SUPPLIED ENTRIES: Begin
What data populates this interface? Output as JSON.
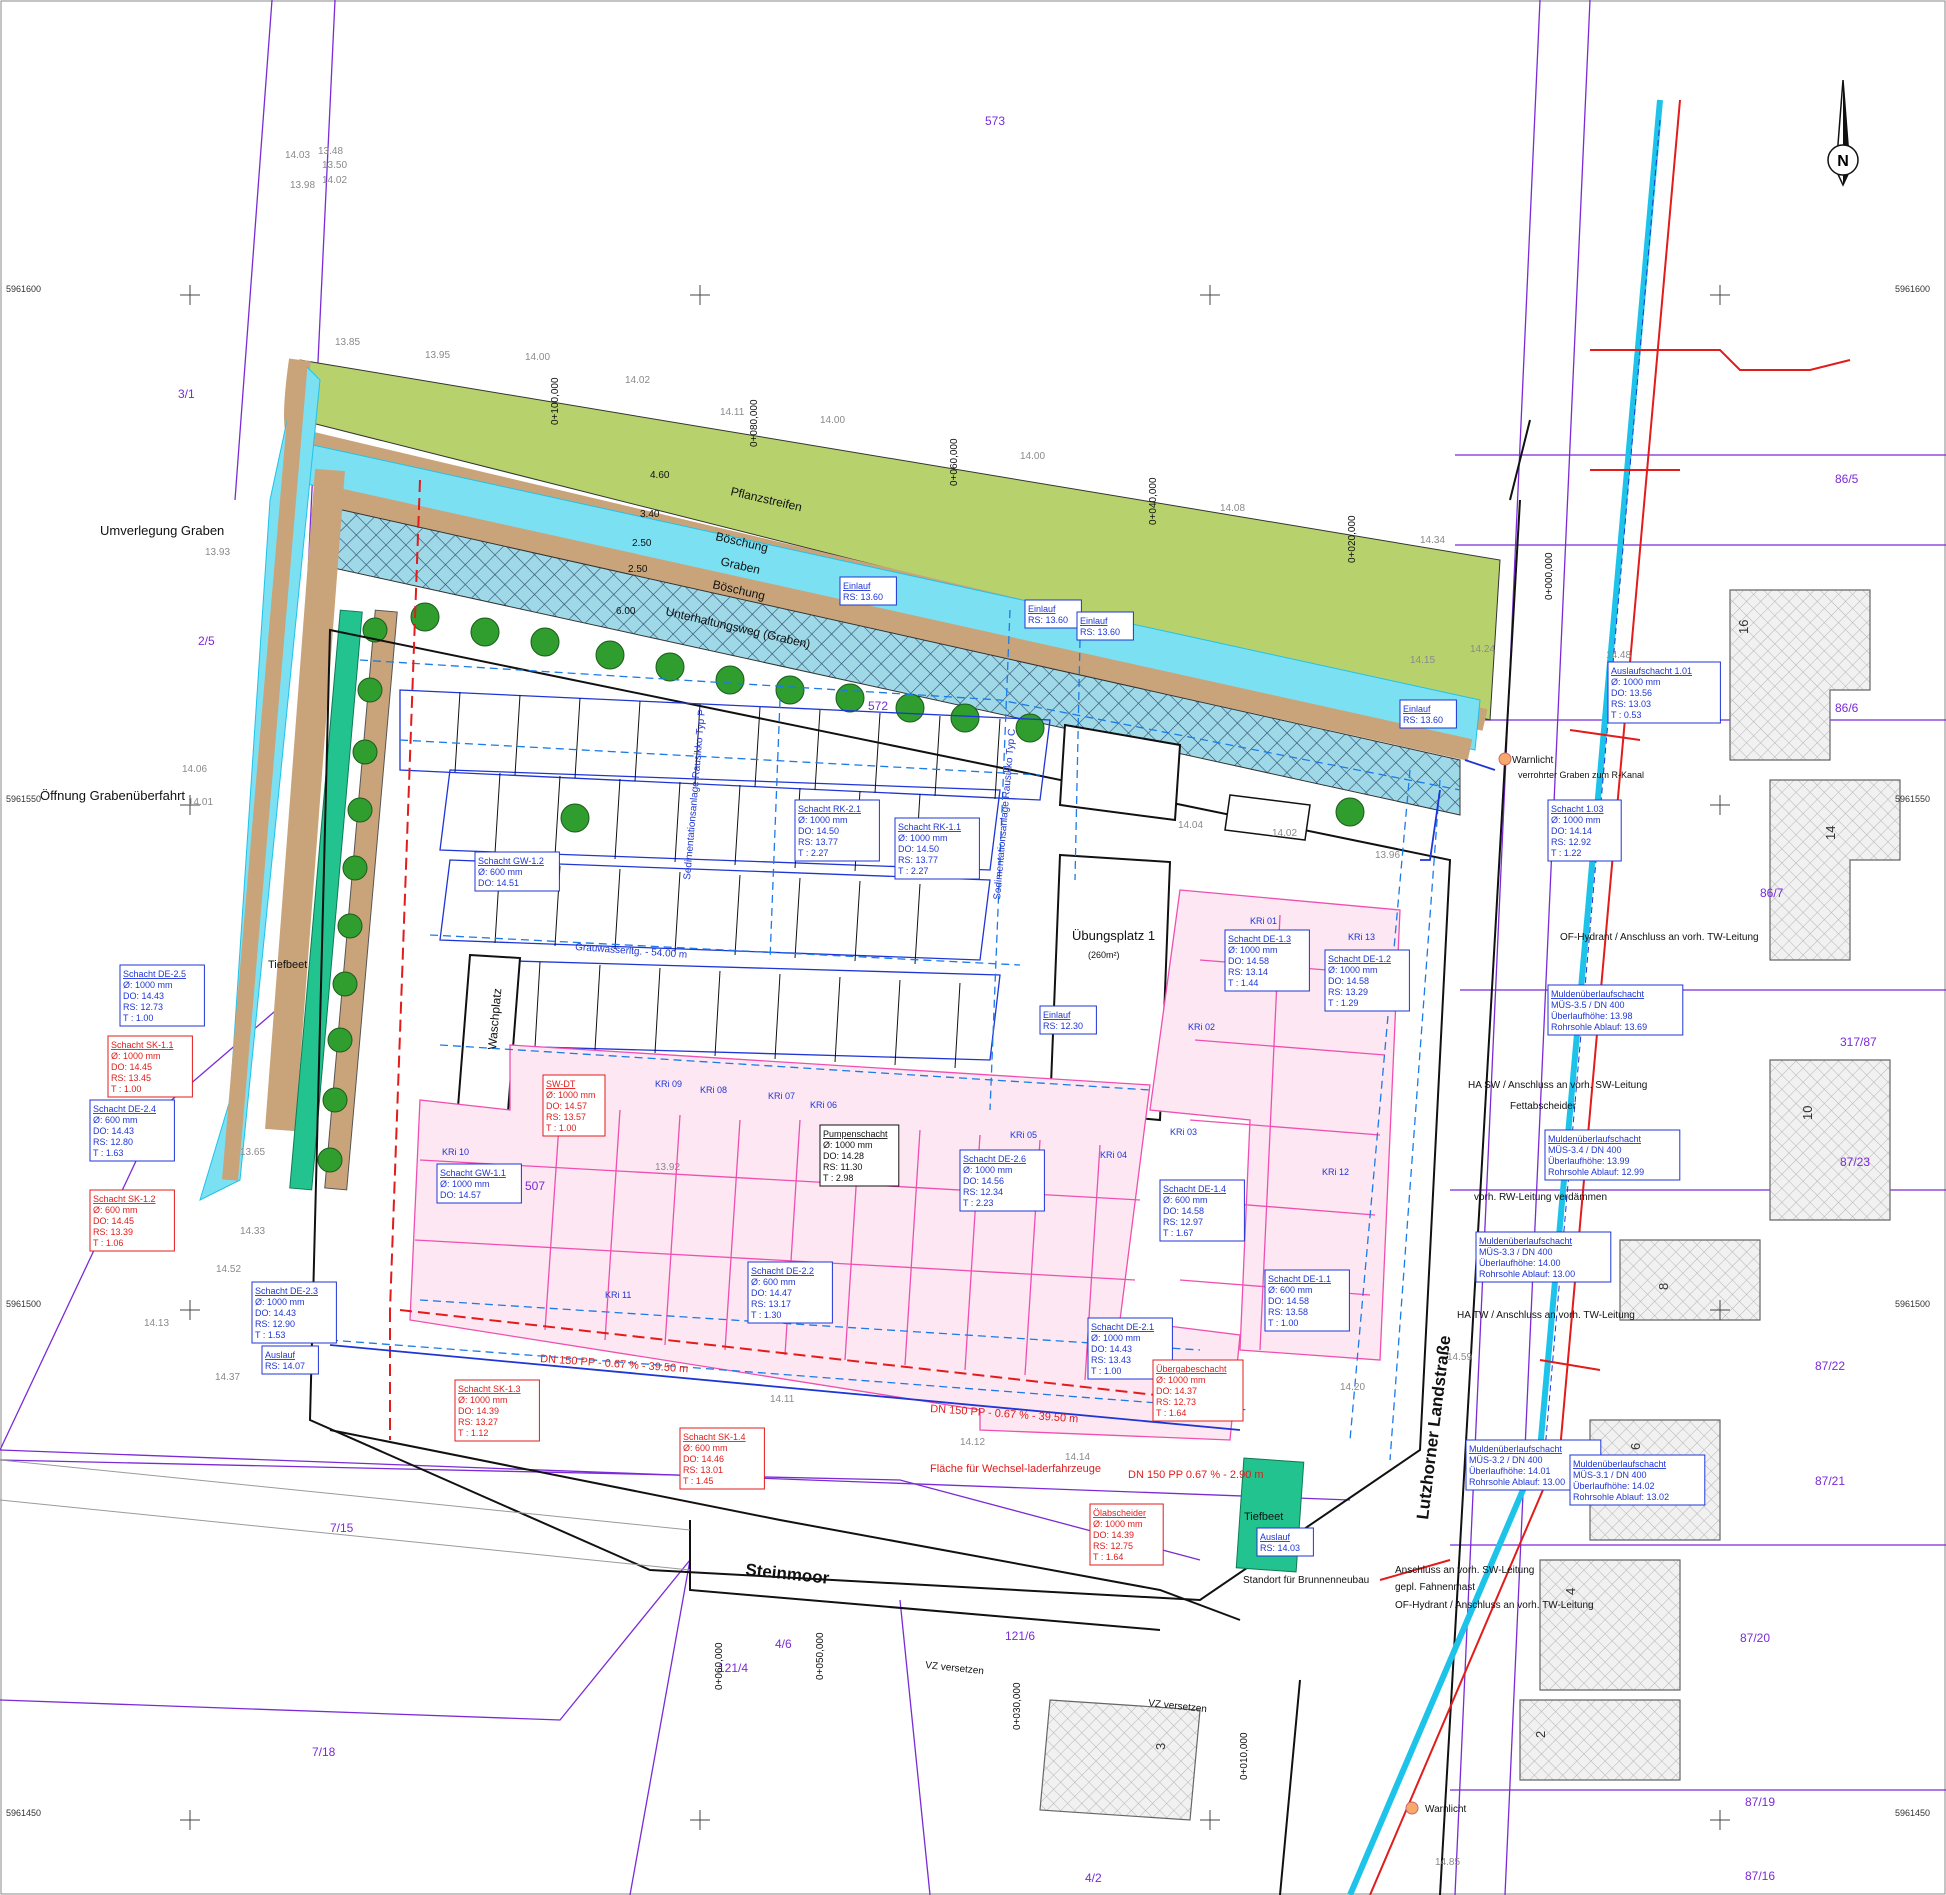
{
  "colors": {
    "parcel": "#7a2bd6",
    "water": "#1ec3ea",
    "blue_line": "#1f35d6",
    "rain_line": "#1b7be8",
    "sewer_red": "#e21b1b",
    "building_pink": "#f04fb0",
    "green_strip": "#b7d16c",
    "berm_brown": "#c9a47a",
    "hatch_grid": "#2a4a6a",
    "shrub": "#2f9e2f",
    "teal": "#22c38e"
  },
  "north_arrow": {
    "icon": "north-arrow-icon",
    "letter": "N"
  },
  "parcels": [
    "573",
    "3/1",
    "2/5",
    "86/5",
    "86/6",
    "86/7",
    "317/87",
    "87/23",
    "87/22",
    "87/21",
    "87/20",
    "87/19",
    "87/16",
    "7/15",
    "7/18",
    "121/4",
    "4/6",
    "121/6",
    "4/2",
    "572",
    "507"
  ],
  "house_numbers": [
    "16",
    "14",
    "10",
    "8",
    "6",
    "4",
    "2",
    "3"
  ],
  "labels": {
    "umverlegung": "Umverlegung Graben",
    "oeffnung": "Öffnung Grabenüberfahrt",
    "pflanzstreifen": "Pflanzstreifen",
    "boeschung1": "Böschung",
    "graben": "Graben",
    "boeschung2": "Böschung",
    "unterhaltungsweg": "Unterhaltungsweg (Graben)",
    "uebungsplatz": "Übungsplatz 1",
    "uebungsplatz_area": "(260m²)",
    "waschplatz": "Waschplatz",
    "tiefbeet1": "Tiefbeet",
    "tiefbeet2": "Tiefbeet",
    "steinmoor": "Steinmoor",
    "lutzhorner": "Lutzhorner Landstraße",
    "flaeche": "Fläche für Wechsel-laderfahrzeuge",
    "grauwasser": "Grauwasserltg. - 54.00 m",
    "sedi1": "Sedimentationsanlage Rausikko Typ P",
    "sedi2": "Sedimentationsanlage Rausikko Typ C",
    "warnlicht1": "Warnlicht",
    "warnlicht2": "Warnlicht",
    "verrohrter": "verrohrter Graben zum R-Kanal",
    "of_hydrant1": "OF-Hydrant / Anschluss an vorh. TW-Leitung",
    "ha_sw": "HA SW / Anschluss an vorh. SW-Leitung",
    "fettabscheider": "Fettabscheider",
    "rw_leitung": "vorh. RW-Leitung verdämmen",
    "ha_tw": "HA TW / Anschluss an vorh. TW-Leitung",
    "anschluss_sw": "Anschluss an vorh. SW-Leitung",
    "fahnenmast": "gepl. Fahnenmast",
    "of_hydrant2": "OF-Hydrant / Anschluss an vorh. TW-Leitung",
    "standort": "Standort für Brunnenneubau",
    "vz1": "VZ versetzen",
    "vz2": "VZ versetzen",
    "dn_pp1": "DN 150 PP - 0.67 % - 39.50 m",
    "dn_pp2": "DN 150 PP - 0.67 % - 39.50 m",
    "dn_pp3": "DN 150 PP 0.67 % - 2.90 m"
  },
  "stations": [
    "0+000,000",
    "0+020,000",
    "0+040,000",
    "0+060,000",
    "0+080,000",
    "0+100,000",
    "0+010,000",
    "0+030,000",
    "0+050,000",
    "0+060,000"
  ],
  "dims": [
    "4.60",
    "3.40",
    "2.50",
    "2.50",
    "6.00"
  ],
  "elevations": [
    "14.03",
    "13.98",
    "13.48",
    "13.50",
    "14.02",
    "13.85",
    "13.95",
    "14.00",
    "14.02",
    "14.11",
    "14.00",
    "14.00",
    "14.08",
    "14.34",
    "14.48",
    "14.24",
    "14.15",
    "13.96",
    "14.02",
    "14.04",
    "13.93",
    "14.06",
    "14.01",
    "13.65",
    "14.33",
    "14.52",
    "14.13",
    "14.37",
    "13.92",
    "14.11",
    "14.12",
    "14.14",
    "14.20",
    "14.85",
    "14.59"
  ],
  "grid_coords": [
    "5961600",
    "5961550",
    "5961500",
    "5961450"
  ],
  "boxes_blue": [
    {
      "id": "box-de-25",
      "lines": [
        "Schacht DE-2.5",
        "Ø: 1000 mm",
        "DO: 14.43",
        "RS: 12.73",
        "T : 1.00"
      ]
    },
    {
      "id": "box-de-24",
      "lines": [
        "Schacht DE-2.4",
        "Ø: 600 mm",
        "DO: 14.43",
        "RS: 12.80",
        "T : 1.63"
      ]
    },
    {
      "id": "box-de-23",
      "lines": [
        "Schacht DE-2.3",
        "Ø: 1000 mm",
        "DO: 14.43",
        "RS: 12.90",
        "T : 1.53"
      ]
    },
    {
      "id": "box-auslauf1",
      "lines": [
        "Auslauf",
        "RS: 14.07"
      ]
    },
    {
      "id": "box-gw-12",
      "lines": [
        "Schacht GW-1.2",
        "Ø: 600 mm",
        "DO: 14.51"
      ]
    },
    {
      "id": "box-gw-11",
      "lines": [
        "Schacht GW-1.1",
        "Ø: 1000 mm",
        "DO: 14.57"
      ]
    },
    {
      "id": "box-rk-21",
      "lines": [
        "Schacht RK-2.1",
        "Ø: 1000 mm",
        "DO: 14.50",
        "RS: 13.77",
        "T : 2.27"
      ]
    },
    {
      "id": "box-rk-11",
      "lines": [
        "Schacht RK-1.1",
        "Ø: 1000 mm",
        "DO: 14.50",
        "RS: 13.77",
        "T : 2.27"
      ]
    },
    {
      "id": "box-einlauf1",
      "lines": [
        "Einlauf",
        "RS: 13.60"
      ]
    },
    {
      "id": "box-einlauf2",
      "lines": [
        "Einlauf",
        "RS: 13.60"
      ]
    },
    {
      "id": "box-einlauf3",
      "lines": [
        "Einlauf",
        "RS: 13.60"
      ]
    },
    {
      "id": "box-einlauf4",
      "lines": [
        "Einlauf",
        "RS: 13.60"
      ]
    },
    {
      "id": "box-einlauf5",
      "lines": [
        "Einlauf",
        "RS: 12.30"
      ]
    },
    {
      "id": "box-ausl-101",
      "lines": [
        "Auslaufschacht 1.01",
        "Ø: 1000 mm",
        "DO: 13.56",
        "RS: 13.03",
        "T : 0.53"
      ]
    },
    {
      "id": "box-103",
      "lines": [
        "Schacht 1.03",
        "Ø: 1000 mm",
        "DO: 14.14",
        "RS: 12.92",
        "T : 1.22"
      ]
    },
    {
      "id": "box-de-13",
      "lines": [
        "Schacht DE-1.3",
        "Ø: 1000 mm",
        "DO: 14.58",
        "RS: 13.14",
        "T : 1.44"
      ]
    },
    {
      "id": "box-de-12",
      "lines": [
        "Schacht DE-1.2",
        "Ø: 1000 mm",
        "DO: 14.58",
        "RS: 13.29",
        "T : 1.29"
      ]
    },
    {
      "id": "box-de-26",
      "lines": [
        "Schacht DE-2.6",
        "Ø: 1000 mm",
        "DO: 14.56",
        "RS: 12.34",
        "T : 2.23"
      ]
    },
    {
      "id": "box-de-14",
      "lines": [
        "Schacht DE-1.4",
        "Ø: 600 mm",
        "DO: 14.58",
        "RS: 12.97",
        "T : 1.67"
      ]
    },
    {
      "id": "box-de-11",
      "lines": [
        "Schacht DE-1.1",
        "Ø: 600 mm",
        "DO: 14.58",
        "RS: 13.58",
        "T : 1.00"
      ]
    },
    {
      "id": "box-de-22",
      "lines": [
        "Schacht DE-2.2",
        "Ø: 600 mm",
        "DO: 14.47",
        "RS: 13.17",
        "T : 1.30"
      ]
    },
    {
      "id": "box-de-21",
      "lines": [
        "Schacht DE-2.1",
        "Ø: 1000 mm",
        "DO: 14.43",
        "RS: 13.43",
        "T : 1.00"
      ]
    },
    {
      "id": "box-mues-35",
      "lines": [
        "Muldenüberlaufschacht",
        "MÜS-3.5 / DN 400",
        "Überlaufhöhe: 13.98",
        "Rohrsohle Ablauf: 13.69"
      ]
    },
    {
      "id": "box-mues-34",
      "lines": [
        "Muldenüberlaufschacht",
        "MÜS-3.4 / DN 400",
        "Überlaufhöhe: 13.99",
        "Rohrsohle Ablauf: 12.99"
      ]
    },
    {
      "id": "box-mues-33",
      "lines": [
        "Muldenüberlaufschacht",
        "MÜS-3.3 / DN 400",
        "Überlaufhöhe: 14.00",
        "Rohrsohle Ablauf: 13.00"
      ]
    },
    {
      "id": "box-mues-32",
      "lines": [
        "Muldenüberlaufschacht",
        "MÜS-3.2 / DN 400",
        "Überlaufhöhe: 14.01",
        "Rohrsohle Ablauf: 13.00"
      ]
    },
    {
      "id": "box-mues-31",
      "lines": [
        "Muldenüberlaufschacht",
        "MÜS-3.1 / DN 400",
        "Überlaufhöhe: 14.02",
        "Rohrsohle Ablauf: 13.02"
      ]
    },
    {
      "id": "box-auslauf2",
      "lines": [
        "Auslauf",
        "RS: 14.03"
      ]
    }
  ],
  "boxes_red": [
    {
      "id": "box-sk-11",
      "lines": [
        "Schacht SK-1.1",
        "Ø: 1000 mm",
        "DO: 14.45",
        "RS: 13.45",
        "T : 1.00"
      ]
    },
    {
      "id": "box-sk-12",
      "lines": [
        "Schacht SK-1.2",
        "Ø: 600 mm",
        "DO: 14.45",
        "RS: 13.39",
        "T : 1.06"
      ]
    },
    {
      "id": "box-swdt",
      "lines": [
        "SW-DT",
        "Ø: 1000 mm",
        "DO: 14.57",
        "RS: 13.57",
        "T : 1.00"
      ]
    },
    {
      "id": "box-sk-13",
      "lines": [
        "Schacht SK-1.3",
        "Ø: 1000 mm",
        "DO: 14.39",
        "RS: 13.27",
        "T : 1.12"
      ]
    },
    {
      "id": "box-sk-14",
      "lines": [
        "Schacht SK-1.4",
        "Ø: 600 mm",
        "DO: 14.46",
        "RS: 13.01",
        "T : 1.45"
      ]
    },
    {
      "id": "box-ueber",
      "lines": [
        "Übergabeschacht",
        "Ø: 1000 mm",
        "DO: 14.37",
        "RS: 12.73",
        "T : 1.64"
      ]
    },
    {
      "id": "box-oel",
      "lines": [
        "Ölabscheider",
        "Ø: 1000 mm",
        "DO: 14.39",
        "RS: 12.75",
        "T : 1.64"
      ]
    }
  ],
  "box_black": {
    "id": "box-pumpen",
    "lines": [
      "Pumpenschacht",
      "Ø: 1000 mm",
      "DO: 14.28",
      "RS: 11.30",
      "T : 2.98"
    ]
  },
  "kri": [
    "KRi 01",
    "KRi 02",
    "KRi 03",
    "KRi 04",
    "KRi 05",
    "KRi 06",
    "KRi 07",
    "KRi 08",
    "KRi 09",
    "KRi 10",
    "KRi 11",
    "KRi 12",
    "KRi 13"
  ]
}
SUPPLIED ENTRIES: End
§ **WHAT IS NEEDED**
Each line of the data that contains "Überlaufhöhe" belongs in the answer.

§ **ANSWER TO THE PROBLEM**
        "Überlaufhöhe: 13.98",
        "Überlaufhöhe: 13.99",
        "Überlaufhöhe: 14.00",
        "Überlaufhöhe: 14.01",
        "Überlaufhöhe: 14.02",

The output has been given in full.